Traditionally made from press-hardened boron steel, it has been replaced in the new model with a hydro-formed component made from a mix of DP800 and DP1000 steels. The molybdenum in the steel supports modern forming processes while imparting exceptional strength, reducing the amount of steel required and making the new B-Pillar just as strong but 4kg lighter.

The environmental benefit was calculated using life cycle assessment (LCA) to measure the total lifetime environmental impact from manufacture and use through to end-of-life. A number of environmental metrics relevant to vehicle performance were used, covering climate change, air pollution and energy resource use.

The results generated indicate that the new design has a lower impact across all environmental metrics assessed, with a saving of 29% in Global Warming Potential (GWP) compared with the previous component. Over an estimated lifetime mileage of 200,000 km, this equates to a GWP saving for both B-Pillars of 165 kg CO2e for a petrol drivetrain and 141 kg CO2e for a diesel drivetrain. This is a saving equivalent to the emissions from driving the vehicle for over 1,000 km. The new B-Pillar also performs better in side impact crash tests and Ford estimate that it has yielded a significant cost saving.

Commenting on the study Tim Outteridge, IMOA Secretary-General said:” This study shows that replacing traditional steel with molybdenum-alloyed AHSS in vehicle manufacture generates significant benefits across the three pillars of sustainable development – environmental, economic and social. It is important to remember that this study examined B-Pillars alone and further savings are likely to be attributable to AHSS and other molybdenum-alloyed steels in a number of other components.”

The report can be viewed in full on the IMOA website at www.imoa.info/sustainability/LCA-studies.php

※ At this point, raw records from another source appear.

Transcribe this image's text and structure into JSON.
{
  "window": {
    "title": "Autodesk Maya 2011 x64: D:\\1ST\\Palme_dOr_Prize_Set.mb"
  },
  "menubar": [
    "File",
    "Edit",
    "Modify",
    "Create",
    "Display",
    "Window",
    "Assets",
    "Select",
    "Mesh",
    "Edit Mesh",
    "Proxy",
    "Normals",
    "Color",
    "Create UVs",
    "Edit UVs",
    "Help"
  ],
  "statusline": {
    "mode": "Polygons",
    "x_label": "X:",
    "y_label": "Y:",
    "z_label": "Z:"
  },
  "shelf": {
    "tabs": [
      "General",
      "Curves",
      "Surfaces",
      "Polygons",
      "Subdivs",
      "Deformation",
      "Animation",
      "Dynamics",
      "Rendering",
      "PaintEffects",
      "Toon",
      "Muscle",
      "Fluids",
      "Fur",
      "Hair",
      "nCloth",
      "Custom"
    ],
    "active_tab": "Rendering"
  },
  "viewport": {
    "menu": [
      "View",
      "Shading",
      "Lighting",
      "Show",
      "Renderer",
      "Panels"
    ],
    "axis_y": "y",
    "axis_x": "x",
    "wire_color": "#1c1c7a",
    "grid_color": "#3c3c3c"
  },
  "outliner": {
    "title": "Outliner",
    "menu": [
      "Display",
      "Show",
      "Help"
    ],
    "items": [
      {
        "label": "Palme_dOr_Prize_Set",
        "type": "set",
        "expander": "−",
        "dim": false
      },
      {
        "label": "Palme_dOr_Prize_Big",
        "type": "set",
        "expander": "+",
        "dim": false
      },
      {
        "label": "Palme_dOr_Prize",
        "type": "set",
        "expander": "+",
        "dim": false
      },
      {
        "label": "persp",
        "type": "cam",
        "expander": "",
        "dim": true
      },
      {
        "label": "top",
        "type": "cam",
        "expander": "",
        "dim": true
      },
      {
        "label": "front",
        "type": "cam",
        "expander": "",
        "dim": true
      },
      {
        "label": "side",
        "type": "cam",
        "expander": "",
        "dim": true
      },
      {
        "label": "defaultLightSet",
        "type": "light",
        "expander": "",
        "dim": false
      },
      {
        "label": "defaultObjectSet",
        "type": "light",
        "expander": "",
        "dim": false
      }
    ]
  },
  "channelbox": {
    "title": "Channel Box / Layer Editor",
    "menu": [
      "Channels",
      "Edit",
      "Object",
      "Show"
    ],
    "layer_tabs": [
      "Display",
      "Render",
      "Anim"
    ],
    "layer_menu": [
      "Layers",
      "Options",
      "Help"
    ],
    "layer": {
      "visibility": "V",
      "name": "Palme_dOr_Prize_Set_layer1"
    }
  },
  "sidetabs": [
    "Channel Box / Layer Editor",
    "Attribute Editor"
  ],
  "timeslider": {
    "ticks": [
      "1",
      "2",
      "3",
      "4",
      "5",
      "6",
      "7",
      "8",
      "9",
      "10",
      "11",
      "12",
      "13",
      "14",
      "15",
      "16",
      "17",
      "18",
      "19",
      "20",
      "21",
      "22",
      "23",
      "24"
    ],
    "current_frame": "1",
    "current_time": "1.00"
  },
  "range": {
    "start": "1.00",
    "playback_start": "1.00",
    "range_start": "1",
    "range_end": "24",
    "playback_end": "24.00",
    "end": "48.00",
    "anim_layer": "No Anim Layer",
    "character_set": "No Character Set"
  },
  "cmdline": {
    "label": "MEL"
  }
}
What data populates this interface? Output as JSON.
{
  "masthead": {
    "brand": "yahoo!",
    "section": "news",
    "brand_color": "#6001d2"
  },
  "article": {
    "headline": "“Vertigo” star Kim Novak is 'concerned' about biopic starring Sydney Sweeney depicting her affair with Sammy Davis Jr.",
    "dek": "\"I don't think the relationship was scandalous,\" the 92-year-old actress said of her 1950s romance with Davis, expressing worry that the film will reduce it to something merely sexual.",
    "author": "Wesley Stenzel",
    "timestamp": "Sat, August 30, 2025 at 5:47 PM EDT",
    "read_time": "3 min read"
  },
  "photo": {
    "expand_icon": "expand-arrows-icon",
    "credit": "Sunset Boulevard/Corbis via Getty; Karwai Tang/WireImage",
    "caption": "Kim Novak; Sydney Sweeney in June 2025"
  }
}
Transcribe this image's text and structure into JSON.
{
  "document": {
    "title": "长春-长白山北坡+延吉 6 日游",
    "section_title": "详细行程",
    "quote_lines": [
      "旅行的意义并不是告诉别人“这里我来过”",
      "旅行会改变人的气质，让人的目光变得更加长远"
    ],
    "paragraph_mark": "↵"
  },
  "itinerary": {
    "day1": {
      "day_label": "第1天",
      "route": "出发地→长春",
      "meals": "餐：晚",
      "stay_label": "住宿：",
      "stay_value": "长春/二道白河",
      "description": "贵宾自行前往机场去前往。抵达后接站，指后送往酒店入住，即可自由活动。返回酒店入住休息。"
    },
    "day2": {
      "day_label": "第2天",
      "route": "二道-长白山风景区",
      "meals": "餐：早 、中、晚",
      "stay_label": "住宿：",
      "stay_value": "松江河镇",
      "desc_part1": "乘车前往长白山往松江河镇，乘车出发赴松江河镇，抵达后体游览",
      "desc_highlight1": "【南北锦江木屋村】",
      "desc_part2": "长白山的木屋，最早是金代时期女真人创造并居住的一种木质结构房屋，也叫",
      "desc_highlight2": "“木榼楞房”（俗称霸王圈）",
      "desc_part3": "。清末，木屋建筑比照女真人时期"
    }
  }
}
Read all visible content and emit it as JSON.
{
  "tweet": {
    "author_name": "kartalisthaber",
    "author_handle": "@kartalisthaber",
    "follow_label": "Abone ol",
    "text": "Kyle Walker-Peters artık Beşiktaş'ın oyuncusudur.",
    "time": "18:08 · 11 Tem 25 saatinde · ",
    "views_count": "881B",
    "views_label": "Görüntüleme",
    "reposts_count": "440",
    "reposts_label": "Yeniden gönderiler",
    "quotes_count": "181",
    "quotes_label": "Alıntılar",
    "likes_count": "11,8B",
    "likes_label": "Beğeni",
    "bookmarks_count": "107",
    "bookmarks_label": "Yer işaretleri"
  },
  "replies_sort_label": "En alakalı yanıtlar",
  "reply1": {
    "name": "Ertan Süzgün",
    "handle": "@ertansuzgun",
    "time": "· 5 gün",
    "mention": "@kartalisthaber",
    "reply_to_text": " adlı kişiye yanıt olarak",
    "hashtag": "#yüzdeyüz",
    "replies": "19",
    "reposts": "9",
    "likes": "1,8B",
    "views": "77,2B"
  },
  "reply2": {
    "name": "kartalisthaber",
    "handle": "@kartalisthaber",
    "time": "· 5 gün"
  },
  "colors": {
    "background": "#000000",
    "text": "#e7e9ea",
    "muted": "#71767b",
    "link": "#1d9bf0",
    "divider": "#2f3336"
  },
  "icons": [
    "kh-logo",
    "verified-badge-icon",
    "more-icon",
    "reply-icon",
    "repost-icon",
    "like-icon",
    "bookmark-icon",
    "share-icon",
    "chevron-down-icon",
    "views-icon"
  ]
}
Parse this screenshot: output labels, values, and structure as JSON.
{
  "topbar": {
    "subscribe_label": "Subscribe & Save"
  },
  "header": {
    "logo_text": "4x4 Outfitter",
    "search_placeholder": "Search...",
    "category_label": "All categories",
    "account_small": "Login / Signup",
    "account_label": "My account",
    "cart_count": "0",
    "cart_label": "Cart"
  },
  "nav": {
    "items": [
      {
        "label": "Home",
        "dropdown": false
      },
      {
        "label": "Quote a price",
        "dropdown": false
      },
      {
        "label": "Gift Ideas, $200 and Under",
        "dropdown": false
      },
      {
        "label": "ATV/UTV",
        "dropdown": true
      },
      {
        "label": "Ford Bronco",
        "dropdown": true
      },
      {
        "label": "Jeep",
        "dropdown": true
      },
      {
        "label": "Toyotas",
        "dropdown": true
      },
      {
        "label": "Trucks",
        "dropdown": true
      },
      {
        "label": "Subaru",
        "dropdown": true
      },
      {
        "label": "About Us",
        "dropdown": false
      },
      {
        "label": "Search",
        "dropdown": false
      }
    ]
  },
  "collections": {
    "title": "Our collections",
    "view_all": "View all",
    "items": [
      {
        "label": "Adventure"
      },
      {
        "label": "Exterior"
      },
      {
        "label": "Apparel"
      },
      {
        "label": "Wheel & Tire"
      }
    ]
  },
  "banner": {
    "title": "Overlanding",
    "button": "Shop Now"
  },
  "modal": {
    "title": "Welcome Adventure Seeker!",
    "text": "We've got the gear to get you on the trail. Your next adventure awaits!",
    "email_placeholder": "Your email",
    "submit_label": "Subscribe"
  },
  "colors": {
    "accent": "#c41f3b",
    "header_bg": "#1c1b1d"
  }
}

General information for media

IMOA is a non profit trade association, representing the majority of the molybdenum industry worldwide. It works to raise awareness about the unique properties of molybdenum, its beneficial effects on materials performance, its safety in use and its contribution to sustainable development.

Molybdenum is added to alloy steels to improve strength, toughness, hardenability and weldability for numerous applications in the automotive, shipbuilding, construction, mining, chemical, oil & gas and energy generation industries. In stainless steels and superalloys, it improves corrosion resistance and high-temperature performance and finds uses in many industrial applications. It is also used in a variety of products from catalysts and lubricants to pigments and paint.

IMOA has a strict antitrust compliance policy which delegates of all meetings are required to observe. All such meetings are observed by legal counsel.

For more information please email the communications team at media@imoa.info.
For up-to-date information please follow IMOA on Twitter and LinkedIn.

Back | Latest news overview